(Items from a data source)
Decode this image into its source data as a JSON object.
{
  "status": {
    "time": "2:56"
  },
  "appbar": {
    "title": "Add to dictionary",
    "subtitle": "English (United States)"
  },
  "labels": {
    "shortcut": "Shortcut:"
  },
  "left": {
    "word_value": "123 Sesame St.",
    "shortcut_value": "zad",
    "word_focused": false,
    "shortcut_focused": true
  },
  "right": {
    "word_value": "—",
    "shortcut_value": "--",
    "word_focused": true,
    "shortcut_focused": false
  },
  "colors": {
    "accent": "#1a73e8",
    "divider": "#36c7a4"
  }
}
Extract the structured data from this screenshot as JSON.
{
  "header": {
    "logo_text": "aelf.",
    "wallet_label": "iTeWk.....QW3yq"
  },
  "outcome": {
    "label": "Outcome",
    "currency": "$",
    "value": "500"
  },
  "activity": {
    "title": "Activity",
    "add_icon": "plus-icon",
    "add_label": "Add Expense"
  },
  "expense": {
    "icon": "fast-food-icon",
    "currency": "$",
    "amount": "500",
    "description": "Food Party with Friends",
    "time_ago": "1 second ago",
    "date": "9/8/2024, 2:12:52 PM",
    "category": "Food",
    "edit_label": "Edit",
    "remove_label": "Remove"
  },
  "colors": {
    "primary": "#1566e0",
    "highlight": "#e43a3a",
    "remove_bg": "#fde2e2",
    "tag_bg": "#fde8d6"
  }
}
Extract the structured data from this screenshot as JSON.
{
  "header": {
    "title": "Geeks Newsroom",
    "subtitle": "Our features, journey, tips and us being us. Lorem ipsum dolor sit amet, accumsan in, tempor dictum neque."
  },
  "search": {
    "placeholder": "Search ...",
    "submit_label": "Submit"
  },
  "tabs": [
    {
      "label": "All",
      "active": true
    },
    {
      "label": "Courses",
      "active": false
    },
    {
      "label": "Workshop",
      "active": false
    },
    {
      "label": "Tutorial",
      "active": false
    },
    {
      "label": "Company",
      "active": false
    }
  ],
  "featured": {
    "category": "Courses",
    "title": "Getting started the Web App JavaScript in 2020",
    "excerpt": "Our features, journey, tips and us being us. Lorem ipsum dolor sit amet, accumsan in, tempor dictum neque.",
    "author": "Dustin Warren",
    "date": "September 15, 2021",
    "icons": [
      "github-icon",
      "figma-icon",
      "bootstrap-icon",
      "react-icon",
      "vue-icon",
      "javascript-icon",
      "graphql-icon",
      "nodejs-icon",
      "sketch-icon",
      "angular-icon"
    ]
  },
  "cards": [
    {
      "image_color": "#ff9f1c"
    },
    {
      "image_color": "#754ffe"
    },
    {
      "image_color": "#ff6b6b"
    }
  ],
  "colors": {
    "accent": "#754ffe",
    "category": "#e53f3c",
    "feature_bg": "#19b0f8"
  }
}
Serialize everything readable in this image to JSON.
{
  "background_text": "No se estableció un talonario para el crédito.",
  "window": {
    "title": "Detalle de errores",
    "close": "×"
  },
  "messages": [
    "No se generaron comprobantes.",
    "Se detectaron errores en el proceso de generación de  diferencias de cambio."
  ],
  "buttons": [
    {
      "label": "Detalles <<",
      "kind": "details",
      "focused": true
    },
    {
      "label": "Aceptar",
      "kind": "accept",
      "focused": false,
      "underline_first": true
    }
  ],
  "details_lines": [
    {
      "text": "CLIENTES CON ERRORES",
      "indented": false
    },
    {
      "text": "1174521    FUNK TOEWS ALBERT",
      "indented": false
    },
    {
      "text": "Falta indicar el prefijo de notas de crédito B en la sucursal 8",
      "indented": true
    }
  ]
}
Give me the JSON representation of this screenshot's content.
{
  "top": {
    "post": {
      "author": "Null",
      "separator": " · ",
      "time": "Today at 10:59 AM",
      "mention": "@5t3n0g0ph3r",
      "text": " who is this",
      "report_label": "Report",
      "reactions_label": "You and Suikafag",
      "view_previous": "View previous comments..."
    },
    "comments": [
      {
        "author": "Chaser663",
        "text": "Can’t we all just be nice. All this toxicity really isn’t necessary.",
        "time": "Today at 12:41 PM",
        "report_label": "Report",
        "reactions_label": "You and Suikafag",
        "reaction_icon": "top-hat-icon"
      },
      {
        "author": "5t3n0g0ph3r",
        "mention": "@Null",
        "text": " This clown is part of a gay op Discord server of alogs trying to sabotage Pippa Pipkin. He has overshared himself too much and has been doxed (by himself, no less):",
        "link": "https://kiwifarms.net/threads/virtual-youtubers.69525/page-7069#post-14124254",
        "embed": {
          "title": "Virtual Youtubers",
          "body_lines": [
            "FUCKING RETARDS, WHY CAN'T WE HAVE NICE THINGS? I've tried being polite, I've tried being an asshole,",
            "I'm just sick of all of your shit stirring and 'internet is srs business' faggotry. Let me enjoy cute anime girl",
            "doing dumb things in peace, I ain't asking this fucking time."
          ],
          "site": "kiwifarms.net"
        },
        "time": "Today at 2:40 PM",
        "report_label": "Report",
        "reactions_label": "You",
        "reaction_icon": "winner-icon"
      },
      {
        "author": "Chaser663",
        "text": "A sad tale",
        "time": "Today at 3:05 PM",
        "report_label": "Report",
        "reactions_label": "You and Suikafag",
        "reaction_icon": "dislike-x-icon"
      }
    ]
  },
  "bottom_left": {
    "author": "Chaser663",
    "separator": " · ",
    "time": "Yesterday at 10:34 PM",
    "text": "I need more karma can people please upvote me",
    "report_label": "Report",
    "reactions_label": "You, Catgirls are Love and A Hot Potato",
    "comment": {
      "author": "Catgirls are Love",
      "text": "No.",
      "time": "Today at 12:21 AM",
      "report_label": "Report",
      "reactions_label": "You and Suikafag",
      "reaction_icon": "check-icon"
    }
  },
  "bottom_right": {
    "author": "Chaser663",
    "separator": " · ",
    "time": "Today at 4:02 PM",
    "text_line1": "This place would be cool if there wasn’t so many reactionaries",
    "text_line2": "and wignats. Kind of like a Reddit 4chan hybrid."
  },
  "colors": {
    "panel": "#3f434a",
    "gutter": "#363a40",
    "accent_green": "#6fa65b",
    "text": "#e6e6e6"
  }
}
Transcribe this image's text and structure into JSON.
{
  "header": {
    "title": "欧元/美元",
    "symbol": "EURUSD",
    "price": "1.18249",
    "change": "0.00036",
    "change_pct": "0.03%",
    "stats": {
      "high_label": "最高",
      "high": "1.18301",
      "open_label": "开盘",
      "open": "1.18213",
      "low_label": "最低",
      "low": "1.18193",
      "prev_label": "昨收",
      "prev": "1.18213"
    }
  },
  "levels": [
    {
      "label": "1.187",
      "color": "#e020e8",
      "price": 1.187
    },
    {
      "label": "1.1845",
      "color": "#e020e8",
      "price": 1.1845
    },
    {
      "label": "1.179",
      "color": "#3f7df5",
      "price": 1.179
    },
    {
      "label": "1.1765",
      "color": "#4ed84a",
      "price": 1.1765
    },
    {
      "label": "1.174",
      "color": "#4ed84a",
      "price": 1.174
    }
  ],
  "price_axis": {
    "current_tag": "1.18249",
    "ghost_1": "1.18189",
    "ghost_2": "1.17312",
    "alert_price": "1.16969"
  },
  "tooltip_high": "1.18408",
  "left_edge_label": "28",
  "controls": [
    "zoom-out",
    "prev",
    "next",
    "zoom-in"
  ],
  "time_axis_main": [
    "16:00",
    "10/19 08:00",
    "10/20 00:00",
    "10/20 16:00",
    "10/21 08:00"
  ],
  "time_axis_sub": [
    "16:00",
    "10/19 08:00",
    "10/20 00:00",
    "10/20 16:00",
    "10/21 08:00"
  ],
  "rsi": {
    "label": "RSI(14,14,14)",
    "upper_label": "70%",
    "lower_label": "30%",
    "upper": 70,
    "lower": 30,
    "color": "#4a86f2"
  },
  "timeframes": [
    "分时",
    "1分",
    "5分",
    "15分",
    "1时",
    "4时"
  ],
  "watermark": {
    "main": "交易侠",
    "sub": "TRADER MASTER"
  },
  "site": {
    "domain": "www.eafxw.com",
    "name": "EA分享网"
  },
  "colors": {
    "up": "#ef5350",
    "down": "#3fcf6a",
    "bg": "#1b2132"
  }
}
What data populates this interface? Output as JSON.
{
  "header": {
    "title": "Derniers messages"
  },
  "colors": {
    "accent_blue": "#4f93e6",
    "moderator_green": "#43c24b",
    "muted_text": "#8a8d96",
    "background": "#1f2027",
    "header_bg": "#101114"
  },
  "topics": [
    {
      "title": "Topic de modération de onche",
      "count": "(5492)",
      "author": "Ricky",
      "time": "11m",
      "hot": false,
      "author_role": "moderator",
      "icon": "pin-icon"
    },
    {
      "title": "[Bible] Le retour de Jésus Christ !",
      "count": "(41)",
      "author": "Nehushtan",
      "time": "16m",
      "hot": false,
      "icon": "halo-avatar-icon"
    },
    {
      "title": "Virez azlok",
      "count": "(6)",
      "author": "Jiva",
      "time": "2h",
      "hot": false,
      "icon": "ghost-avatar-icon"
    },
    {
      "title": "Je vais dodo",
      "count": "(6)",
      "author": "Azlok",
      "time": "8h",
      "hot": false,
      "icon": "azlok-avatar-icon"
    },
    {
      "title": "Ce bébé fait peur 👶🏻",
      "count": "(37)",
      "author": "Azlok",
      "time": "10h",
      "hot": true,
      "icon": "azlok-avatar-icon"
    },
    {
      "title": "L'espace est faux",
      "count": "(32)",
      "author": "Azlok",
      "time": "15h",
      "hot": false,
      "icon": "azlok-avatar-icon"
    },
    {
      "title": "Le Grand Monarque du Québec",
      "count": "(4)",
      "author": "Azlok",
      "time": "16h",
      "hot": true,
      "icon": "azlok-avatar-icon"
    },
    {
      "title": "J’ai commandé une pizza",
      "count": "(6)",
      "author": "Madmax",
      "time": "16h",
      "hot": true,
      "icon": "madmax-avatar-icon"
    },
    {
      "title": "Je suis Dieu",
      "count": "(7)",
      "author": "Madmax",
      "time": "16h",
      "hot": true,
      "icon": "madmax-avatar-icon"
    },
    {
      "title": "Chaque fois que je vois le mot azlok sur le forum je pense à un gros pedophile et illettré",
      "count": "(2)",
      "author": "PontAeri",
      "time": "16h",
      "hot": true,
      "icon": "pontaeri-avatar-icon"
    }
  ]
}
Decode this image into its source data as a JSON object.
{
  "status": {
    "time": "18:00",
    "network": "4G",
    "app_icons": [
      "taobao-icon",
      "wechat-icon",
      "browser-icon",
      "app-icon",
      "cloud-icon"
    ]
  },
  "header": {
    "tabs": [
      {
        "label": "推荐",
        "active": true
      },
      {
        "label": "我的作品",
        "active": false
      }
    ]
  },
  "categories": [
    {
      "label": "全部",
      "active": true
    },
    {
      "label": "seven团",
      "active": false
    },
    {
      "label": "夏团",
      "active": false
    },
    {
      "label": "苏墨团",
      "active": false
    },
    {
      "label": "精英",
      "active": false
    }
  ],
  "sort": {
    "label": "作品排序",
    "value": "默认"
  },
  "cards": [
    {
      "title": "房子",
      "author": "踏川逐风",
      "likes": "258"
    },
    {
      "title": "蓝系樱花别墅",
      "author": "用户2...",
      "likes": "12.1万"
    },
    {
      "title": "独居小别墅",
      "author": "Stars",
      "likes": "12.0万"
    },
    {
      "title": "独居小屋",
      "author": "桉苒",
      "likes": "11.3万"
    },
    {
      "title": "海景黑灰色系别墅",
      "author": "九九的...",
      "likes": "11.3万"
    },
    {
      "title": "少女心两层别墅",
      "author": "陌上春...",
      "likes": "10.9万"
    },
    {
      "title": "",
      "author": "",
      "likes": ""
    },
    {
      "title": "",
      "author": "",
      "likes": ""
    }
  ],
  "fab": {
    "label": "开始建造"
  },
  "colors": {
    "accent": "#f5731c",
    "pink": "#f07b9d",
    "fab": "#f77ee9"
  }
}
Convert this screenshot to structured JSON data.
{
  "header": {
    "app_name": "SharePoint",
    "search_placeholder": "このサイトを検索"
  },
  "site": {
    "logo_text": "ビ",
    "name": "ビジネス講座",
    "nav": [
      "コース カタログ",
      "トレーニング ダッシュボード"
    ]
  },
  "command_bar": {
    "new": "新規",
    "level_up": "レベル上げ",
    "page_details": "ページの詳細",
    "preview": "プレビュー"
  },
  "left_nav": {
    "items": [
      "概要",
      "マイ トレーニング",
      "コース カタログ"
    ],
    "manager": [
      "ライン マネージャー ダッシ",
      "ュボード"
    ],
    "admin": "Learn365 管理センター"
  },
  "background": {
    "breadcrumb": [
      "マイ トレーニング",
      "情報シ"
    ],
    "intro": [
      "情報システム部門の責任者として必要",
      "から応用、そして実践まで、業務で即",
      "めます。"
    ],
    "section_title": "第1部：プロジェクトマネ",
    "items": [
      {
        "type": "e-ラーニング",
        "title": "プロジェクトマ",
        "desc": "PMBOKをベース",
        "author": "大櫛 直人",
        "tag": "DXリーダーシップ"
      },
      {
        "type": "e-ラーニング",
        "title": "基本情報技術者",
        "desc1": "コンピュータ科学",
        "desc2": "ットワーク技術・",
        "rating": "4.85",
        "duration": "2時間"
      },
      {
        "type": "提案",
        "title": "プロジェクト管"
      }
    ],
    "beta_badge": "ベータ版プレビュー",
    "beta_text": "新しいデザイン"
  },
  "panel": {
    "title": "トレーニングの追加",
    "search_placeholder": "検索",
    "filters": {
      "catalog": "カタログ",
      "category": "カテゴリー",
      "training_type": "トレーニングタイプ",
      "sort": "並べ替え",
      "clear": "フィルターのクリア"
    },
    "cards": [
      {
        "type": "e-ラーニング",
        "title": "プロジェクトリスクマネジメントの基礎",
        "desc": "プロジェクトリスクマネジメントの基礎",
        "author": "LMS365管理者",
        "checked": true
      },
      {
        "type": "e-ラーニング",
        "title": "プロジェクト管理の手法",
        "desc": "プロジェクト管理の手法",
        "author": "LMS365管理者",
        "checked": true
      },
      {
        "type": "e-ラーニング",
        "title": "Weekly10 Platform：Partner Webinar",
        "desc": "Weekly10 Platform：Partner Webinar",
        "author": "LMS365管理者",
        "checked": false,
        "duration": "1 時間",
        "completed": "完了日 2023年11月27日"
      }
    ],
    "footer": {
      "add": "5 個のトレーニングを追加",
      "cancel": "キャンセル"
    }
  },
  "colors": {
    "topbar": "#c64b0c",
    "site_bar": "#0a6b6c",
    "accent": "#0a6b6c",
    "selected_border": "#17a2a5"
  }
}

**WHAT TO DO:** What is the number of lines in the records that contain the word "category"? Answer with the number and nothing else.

**RESULT:** 4